I am not a mental health professional, but I’ve ridden the bipolar roller coaster for as long as I can remember and I’ve learned so much during the ride, from myself, peers, medical professionals and research. I’ve been stable and “living well” with bipolar for over 6 years (and counting!) I’m a mom to our Brady Bunch modern blended family of 6 kiddos and in a loving, supportive, healthy relationship. I also work full time growing the East Coast Region for a Management Consulting company focused on ServiceNow, blending my passions for helping people and technology.
There are many times I’ve been a very unwilling rider through the extreme highs and lows of the bipolar roller coaster, but after all that I’ve learned, on the majority of days I feel like I have the controls in front of me and I’m in the driver’s seat. Not every day is perfect. I still have down days and times when I have to battle to overcome anxiety. There are also days when I’m running a little up and really need to monitor my sleep, activity level and speech speed. But I’ve developed tools and built up a support network to keep the highs and lows to a minimum and to reign in the symptoms of bipolar that can be so devastating to our lives and those around us.

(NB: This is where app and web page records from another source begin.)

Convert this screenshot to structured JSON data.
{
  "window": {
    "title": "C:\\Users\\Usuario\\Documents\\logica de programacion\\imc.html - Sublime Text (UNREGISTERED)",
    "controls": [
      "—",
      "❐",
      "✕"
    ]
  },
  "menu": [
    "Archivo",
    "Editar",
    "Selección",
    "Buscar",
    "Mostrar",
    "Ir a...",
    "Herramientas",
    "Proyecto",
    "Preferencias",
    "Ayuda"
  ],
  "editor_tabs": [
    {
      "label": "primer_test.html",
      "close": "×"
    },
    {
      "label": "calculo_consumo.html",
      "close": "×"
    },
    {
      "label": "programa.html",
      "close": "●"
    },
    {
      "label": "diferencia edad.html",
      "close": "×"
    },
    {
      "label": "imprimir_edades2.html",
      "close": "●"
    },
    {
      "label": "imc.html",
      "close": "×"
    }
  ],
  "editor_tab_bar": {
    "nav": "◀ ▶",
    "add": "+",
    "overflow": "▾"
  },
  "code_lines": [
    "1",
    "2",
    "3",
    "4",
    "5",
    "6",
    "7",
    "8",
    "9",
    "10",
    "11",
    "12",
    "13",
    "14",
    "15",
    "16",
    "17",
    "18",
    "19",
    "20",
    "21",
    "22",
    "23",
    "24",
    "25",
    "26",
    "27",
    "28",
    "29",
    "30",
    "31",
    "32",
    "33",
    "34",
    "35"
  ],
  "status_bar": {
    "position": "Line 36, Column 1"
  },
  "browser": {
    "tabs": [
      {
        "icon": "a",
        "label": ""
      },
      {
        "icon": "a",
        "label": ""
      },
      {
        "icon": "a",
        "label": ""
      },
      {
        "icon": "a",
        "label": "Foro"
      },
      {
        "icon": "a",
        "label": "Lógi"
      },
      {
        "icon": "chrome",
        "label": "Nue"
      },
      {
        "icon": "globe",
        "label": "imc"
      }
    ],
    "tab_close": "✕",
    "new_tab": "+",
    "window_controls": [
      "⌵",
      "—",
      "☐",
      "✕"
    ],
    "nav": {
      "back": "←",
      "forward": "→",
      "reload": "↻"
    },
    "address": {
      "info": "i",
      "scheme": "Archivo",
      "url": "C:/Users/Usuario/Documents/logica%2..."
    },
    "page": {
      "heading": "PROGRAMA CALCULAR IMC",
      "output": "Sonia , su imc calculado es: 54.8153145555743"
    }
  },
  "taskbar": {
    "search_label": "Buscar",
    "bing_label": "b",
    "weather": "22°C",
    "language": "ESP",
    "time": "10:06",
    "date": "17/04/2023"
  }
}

I’ve had this blog idea for years, centered around the idea of Taming the Bipolar Beast. Bipolar can be a ferocious beast, tearing into our lives with life altering manias and life sucking depressions. But we CAN work to tame the bipolar beast. I know there are times you’ve felt absolutely hopeless, but there is hope. The wild beast can be tamed, domesticated and turned around to be used to our advantage. There are tools and coping strategies that we can arm ourselves with so that we can tackle the beast each day with a full tool belt.
Now, mind you, bipolar is a wild beast and there are many external and internal triggers that can make it rear its ugly head. You can’t be complacent and as of now there is no cure. Living well with bipolar requires you to be hypervigilant of your triggers and symptoms. It’s also extremely helpful to have an honest support network of family, friends, medical professionals, and a support group to point out symptoms and changes that we may miss and to remind us of the tools we do have in our tool belt, especially when it’s feeling empty or just plain lost.
I’d like this blog to be a source of hope and a space to share the strategies I’ve learned and developed and resources I’ve discovered. I’d also love to form a community where others can share their stories and ideas through comments and guest blogs.
Welcome to the community! I look forward to working together to Tame the Bipolar Beast.
This blog contains my own thoughts and opinions. I am not a professional and do advise that you work with a team of professionals on your journey to tame your bipolar beast. If you are in crisis, please visit your nearest crisis center or use the resources below to reach out for help.
Call: 800-273-TALK (8255)
Online chat: http://chat.suicidepreventionlifeline.org/GetHelp/LifelineChat.aspx
Text: Text HOME to 741741 from anywhere in the US, anytime, about any type of crisis. More Info: https://www.crisistextline.org/